            Persuasive Litigator, (July 2013) A blog post examining the George Zimmerman trial uses research from Karen Winterich, assistant professor of marketing, to analyze a juror's reactions: "Perhaps the better expression is 'emotional blunting' (Winterich 2010, 2011), which means that a person experiencing sadness first will blunt later experiences of anger and vice-versa." (Go for 'Mad' Not 'Sad' When You've Got the Burden: Listening to Juror B37)

            How a Seller's Conspicuous Consumption Impacts Buyers' Perceptions by Lisa Bolton (May 2013)

            Smeal Faculty Member Moderates Philadelphia Panel Discussion on Marketing, Meg Meloy (May 2013)

            Recent Publications

            The following paper has been accepted at JCR, "Accepting Inequality Deters Responsibility: How Power Decreases Charitable Behavior" by Karen Page Winterich and Yinlong Zhang.

            The following paper has been accepted for publication in Marketing Letters. When deal depth doesn't matter: How handedness consistency influences consumer response to horizontal versus vertical price comparisons.Michael J. Barone & Keith B. Lyle & Karen Page Winterich (January 2014)

            Gary Lilien's paper on, “Cross-Selling Performance in Complex Selling Contexts: An Examination of Supervisory- and Compensation-Based Controls” with Christian Schmitz (University of Manheim and an ISBM visiting scholar here two years ago) and You-Cheong Lee , Doctoral Candidate at the University of St. Gallen has been accepted for publication in the Journal of Marketing. (January 2014)

            Ki, HJ, YH Park, E. Bradlow, and M. Ding. PIE: A Holistic Preference Concept and Measurement Model. Journal of Marketing Research. Forthcoming. (January 2014)

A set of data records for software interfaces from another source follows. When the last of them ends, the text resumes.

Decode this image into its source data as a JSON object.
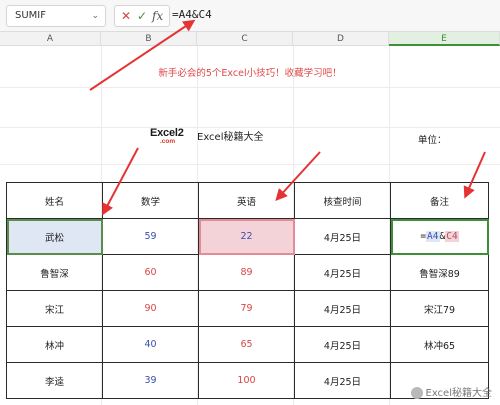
{
  "formula_bar": {
    "name_box": "SUMIF",
    "cancel_icon": "✕",
    "confirm_icon": "✓",
    "fx_icon": "fx",
    "formula": "=A4&C4"
  },
  "columns": [
    {
      "label": "A"
    },
    {
      "label": "B"
    },
    {
      "label": "C"
    },
    {
      "label": "D"
    },
    {
      "label": "E"
    }
  ],
  "sheet": {
    "title": "新手必会的5个Excel小技巧！收藏学习吧！",
    "logo_main": "Excel2",
    "logo_sub": ".com",
    "brand_name": "Excel秘籍大全",
    "unit_label": "单位："
  },
  "table": {
    "headers": [
      "姓名",
      "数学",
      "英语",
      "核查时间",
      "备注"
    ],
    "rows": [
      {
        "name": "武松",
        "math": "59",
        "eng": "22",
        "date": "4月25日",
        "note": ""
      },
      {
        "name": "鲁智深",
        "math": "60",
        "eng": "89",
        "date": "4月25日",
        "note": "鲁智深89"
      },
      {
        "name": "宋江",
        "math": "90",
        "eng": "79",
        "date": "4月25日",
        "note": "宋江79"
      },
      {
        "name": "林冲",
        "math": "40",
        "eng": "65",
        "date": "4月25日",
        "note": "林冲65"
      },
      {
        "name": "李逵",
        "math": "39",
        "eng": "100",
        "date": "4月25日",
        "note": ""
      }
    ],
    "editing_formula": {
      "prefix": "=",
      "ref_a": "A4",
      "amp": "&",
      "ref_c": "C4"
    }
  },
  "colors": {
    "accent_red": "#e04848",
    "ref_blue": "#3a4fb0",
    "ref_pink": "#f4d3d8",
    "selection_green": "#3f8f3a"
  },
  "watermark": "Excel秘籍大全"
}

            The following paper has been accepted at the Journal of Consumer Psychology. "Seeing the World through GREEN-tinted Glasses: Green Consumption Values and Responses to Environmentally Friendly Products" by Kelly L. Haws (Vanderbilt University), Karen Page Winterich (Pennsylvania State University) and Rebecca Walker Naylor (The Ohio State University). (November 2013)